What this task involves> All of the data should be reproduced word for word, though its pictures must be omitted.

━━━ Data extracts

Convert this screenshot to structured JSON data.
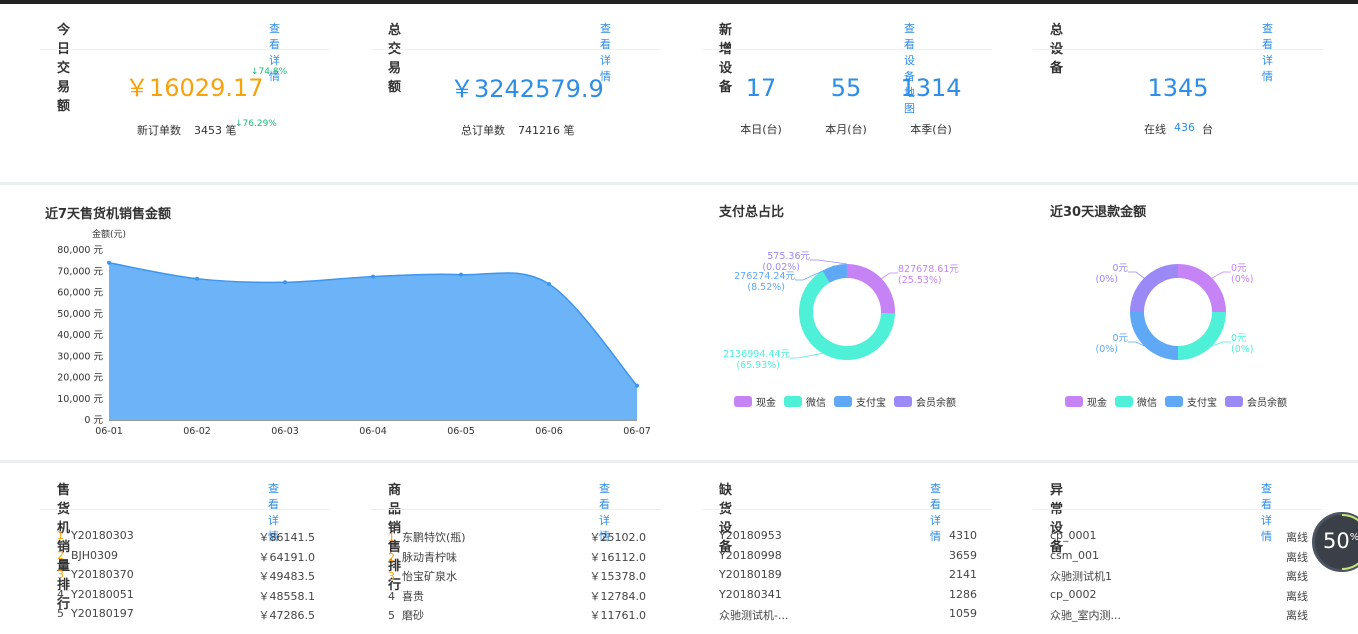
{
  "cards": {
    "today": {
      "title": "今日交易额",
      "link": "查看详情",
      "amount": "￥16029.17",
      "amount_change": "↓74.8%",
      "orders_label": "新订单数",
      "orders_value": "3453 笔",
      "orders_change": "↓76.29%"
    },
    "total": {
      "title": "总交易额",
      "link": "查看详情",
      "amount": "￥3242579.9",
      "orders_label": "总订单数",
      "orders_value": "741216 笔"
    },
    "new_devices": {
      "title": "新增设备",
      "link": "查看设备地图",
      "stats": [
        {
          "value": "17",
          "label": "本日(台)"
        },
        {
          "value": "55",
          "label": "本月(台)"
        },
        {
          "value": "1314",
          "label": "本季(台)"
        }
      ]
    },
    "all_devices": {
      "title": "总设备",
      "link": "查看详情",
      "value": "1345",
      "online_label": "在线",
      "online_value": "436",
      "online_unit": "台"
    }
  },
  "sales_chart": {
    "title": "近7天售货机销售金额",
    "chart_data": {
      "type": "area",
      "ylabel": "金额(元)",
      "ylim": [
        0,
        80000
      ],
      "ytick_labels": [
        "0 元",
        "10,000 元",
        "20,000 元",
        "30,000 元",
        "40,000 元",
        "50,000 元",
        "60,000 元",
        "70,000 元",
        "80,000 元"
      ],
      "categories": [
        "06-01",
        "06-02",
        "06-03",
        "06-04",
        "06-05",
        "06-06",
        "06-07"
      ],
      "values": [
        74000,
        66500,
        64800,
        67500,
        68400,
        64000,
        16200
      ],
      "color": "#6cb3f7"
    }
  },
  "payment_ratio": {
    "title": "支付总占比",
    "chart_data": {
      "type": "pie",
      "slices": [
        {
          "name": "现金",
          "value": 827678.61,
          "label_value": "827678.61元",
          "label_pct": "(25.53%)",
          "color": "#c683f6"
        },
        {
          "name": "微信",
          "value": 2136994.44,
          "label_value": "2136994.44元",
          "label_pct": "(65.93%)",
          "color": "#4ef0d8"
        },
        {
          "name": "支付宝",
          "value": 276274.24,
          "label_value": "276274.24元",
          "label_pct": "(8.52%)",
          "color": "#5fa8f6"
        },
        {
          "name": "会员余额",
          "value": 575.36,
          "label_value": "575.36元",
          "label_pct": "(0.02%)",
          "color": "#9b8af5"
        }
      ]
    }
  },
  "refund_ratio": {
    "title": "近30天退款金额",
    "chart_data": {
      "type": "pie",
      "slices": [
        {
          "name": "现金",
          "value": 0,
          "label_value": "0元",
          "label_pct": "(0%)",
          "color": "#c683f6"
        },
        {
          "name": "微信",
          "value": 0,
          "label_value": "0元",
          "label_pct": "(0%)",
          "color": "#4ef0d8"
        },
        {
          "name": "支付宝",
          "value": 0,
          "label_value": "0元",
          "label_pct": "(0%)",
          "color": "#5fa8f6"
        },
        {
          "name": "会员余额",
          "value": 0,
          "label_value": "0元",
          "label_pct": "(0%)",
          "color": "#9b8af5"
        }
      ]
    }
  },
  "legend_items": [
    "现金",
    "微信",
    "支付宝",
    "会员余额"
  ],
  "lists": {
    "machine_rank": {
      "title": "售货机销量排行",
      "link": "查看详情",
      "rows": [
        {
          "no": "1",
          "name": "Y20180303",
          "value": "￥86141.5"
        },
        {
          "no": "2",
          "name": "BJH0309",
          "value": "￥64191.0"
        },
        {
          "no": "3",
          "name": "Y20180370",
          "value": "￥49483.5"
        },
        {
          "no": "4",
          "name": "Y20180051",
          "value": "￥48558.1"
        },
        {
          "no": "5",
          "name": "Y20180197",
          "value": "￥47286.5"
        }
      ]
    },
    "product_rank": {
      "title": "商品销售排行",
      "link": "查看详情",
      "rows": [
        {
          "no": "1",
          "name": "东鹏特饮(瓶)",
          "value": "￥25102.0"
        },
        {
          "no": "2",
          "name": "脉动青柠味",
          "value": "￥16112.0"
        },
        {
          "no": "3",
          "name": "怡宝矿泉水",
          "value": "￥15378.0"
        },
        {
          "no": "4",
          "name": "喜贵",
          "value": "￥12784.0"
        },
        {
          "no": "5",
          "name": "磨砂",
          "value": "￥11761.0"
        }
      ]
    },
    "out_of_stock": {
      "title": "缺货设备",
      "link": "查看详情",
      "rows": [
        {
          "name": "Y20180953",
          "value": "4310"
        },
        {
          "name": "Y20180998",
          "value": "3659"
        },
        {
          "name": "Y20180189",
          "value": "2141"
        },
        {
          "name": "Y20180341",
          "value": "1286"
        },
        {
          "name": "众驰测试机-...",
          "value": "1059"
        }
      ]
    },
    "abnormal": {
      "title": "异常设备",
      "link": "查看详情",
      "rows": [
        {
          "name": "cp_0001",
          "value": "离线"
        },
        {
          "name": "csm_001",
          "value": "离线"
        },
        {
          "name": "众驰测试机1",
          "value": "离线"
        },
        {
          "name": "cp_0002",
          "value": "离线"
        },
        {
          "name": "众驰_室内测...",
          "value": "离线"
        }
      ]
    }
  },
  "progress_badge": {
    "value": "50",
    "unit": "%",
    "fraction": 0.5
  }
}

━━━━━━

Written response>
Convert this screenshot to structured JSON data.
{
  "cards": {
    "today": {
      "title": "今日交易额",
      "link": "查看详情",
      "amount": "￥16029.17",
      "amount_change": "↓74.8%",
      "orders_label": "新订单数",
      "orders_value": "3453 笔",
      "orders_change": "↓76.29%"
    },
    "total": {
      "title": "总交易额",
      "link": "查看详情",
      "amount": "￥3242579.9",
      "orders_label": "总订单数",
      "orders_value": "741216 笔"
    },
    "new_devices": {
      "title": "新增设备",
      "link": "查看设备地图",
      "stats": [
        {
          "value": "17",
          "label": "本日(台)"
        },
        {
          "value": "55",
          "label": "本月(台)"
        },
        {
          "value": "1314",
          "label": "本季(台)"
        }
      ]
    },
    "all_devices": {
      "title": "总设备",
      "link": "查看详情",
      "value": "1345",
      "online_label": "在线",
      "online_value": "436",
      "online_unit": "台"
    }
  },
  "sales_chart": {
    "title": "近7天售货机销售金额",
    "chart_data": {
      "type": "area",
      "ylabel": "金额(元)",
      "ylim": [
        0,
        80000
      ],
      "ytick_labels": [
        "0 元",
        "10,000 元",
        "20,000 元",
        "30,000 元",
        "40,000 元",
        "50,000 元",
        "60,000 元",
        "70,000 元",
        "80,000 元"
      ],
      "categories": [
        "06-01",
        "06-02",
        "06-03",
        "06-04",
        "06-05",
        "06-06",
        "06-07"
      ],
      "values": [
        74000,
        66500,
        64800,
        67500,
        68400,
        64000,
        16200
      ],
      "color": "#6cb3f7"
    }
  },
  "payment_ratio": {
    "title": "支付总占比",
    "chart_data": {
      "type": "pie",
      "slices": [
        {
          "name": "现金",
          "value": 827678.61,
          "label_value": "827678.61元",
          "label_pct": "(25.53%)",
          "color": "#c683f6"
        },
        {
          "name": "微信",
          "value": 2136994.44,
          "label_value": "2136994.44元",
          "label_pct": "(65.93%)",
          "color": "#4ef0d8"
        },
        {
          "name": "支付宝",
          "value": 276274.24,
          "label_value": "276274.24元",
          "label_pct": "(8.52%)",
          "color": "#5fa8f6"
        },
        {
          "name": "会员余额",
          "value": 575.36,
          "label_value": "575.36元",
          "label_pct": "(0.02%)",
          "color": "#9b8af5"
        }
      ]
    }
  },
  "refund_ratio": {
    "title": "近30天退款金额",
    "chart_data": {
      "type": "pie",
      "slices": [
        {
          "name": "现金",
          "value": 0,
          "label_value": "0元",
          "label_pct": "(0%)",
          "color": "#c683f6"
        },
        {
          "name": "微信",
          "value": 0,
          "label_value": "0元",
          "label_pct": "(0%)",
          "color": "#4ef0d8"
        },
        {
          "name": "支付宝",
          "value": 0,
          "label_value": "0元",
          "label_pct": "(0%)",
          "color": "#5fa8f6"
        },
        {
          "name": "会员余额",
          "value": 0,
          "label_value": "0元",
          "label_pct": "(0%)",
          "color": "#9b8af5"
        }
      ]
    }
  },
  "legend_items": [
    "现金",
    "微信",
    "支付宝",
    "会员余额"
  ],
  "lists": {
    "machine_rank": {
      "title": "售货机销量排行",
      "link": "查看详情",
      "rows": [
        {
          "no": "1",
          "name": "Y20180303",
          "value": "￥86141.5"
        },
        {
          "no": "2",
          "name": "BJH0309",
          "value": "￥64191.0"
        },
        {
          "no": "3",
          "name": "Y20180370",
          "value": "￥49483.5"
        },
        {
          "no": "4",
          "name": "Y20180051",
          "value": "￥48558.1"
        },
        {
          "no": "5",
          "name": "Y20180197",
          "value": "￥47286.5"
        }
      ]
    },
    "product_rank": {
      "title": "商品销售排行",
      "link": "查看详情",
      "rows": [
        {
          "no": "1",
          "name": "东鹏特饮(瓶)",
          "value": "￥25102.0"
        },
        {
          "no": "2",
          "name": "脉动青柠味",
          "value": "￥16112.0"
        },
        {
          "no": "3",
          "name": "怡宝矿泉水",
          "value": "￥15378.0"
        },
        {
          "no": "4",
          "name": "喜贵",
          "value": "￥12784.0"
        },
        {
          "no": "5",
          "name": "磨砂",
          "value": "￥11761.0"
        }
      ]
    },
    "out_of_stock": {
      "title": "缺货设备",
      "link": "查看详情",
      "rows": [
        {
          "name": "Y20180953",
          "value": "4310"
        },
        {
          "name": "Y20180998",
          "value": "3659"
        },
        {
          "name": "Y20180189",
          "value": "2141"
        },
        {
          "name": "Y20180341",
          "value": "1286"
        },
        {
          "name": "众驰测试机-...",
          "value": "1059"
        }
      ]
    },
    "abnormal": {
      "title": "异常设备",
      "link": "查看详情",
      "rows": [
        {
          "name": "cp_0001",
          "value": "离线"
        },
        {
          "name": "csm_001",
          "value": "离线"
        },
        {
          "name": "众驰测试机1",
          "value": "离线"
        },
        {
          "name": "cp_0002",
          "value": "离线"
        },
        {
          "name": "众驰_室内测...",
          "value": "离线"
        }
      ]
    }
  },
  "progress_badge": {
    "value": "50",
    "unit": "%",
    "fraction": 0.5
  }
}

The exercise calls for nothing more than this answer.